Camouflage is the use of any combination of materials, coloration, or illumination for concealment, either by making animals or objects hard to see, or by disguising them as something else. Examples include the leopard's spotted coat, the battledress of a modern soldier, and the leaf-mimic katydid's wings. A third approach, motion dazzle, confuses the observer with a conspicuous pattern, making the object visible but momentarily harder to locate, as well as making general aiming easier. The majority of camouflage methods aim for crypsis, often through a general resemblance to the background, high contrast disruptive coloration, eliminating shadow, and countershading. In the open ocean, where there is no background, the principal methods of camouflage are transparency, silvering, and countershading, while the ability to produce light is among other things used for counter-illumination on the undersides of cephalopods such as squid. Some animals, such as chameleons and octopuses, are capable of actively changing their skin pattern and colours, whether for camouflage or for signalling. It is possible that some plants use camouflage to evade being eaten by herbivores.

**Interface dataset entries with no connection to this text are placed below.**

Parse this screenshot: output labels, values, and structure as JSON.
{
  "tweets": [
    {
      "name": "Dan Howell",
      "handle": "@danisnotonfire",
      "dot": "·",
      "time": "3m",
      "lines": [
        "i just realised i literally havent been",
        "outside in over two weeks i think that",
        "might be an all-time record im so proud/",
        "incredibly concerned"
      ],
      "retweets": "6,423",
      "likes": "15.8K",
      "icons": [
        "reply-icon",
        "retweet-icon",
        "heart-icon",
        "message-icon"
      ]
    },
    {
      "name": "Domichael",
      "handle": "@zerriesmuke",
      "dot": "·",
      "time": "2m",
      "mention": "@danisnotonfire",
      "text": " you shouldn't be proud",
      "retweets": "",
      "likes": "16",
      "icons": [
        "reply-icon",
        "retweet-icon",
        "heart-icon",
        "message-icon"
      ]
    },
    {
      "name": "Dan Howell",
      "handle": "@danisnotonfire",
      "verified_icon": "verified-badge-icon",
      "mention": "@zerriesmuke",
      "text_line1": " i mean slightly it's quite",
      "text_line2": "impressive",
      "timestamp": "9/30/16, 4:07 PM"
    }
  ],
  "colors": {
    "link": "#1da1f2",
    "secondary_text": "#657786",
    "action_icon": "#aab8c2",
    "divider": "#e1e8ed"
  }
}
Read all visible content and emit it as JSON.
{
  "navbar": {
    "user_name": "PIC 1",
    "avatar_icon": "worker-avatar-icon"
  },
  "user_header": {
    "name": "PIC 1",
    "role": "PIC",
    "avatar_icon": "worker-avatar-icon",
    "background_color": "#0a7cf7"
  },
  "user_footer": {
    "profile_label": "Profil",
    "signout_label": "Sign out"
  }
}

Military camouflage was spurred by the increasing range and accuracy of firearms in the 19th century. In particular the replacement of the inaccurate musket with the rifle made personal concealment in battle a survival skill. In the 20th century, military camouflage developed rapidly, especially during the First World War. On land, artists such as André Mare designed camouflage schemes and observation posts disguised as trees. At sea, merchant ships and troop carriers were painted in dazzle patterns that were highly visible, but designed to confuse enemy submarines as to the target's speed, range, and heading. During and after the Second World War, a variety of camouflage schemes were used for aircraft and for ground vehicles in different theatres of war. The use of radar since the mid-20th century has largely made camouflage for fixed-wing military aircraft obsolete. (Full article...)
Exequiel Ezcurra (born March 21, 1950, Buenos Aires, Argentina) is a Mexican plant ecologist and conservationist. His highly interdisciplinary work spans desert plant ecology, mangroves, island biogeography, sea birds, fisheries, oceanography, and deep-sea ecosystems.
Between 2008 and 2019 he was director of the University of California Institute for Mexico and the United States (UC MEXUS). He is now Professor of Plant Ecology at UC Riverside. (Full article...)
To secure our environmental legacy for future generations, we must find ways to reconcile humanity more satisfactorily with the natural systems upon which all human life and civilizations depend. We must recognize that the natural systems of which we are part have an intrinsic worth transcending narrow utilitarian values. They must be preserved for their own sake. No philosopher or religious thinker has been more sensitive to this intimate relationship between humanity and nature than St. Francis of Assisi. The powerful contemporary environmental tradition of preservation, of reverence for wilderness and protection for all living things - the ideal that sees, as John Muir said, ‘in God’s wildness... the hope of the world’ - virtually began with St. Francis.
... paleoecology uses data from fossils and subfossils to reconstruct the ecosystems of the past? It involves the study of fossil organisms and their associated remains, including their life cycle, living interactions, natural environment, and manner of death and burial to reconstruct the paleoevironment.